Every day Poets & Writers Magazine scans the headlines—from publishing reports to academic announcements to literary dispatches—for all the news that creative writers need to know. Here are today's stories:
Crocheting Adventures with Hyperbolic Planes beat out Collectible Spoons of the Third Reich for this year's world's oddest book title prize. (Guardian )
President Obama made a suprise visit to Prairie Lights bookstore in Iowa City yesterday, perusing the nonfiction section and chatting up customers before making a few purchases. One keen participant remarked, "It's not everyday a president stops by." (New York Times ) Watch the video on YouTube .
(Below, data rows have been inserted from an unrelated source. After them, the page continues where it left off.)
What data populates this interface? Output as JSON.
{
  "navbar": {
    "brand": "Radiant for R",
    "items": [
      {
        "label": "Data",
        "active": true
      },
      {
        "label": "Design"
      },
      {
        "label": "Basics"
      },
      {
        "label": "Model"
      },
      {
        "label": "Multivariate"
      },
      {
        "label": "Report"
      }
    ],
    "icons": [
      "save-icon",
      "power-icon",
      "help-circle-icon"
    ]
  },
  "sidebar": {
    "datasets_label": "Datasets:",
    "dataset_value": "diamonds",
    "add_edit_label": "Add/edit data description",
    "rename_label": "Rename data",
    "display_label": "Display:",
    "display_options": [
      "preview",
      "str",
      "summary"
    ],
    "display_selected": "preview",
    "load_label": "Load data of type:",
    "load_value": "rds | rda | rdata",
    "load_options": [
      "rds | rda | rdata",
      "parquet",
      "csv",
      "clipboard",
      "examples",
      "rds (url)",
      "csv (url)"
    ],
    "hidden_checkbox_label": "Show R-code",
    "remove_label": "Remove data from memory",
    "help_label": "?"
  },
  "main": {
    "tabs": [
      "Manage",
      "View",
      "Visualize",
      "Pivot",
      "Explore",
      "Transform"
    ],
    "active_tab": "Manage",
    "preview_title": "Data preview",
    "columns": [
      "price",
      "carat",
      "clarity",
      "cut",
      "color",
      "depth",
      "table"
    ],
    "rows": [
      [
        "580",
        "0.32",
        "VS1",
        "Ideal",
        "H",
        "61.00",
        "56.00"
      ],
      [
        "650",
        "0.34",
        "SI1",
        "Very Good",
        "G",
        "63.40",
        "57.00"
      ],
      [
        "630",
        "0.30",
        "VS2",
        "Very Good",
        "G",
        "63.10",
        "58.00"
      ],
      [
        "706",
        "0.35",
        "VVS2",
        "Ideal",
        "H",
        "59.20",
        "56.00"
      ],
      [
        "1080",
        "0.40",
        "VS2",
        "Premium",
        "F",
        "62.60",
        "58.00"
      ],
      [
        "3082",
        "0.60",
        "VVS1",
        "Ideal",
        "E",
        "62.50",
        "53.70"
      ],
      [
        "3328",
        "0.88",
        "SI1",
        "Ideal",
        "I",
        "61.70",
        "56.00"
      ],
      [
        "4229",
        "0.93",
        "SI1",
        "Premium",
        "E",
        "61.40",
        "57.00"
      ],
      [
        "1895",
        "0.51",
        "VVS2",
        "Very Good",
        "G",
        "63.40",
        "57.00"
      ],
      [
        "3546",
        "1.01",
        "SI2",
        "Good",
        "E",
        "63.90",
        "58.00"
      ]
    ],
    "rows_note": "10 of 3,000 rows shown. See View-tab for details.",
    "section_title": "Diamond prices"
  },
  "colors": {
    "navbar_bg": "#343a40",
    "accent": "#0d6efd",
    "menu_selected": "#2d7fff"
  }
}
After meetings between parents and district officials, a controversial book of poems will not be banned from the libraries of the North Fond du Lac School District after a parent complained over the subject matter and language in the book. (Fond du Lac Reporter )
Geoffrey Hill was announced as the first major candidate for the Oxford poetry chair, a choice that was immediately met with controversy. (Independent )
PC World  is reporting that Apple's iBooks pricing may match Amazon's after all.
Former British poet laureate Andrew Motion revealed plans to write a sequel to Treasure Island. (Guardian )
The shortlist for the Lost Man Booker Prize has been announced. (Yahoo )
Vanity Fair  created an "interactive field guide" to illustrate how ten young authors furthered their own hopes of literary stardom by "carving out a place in the tangled, incestuous web of the publishing world."
A New York Times  cartoonist sent up the recent literary monster mash-up craze.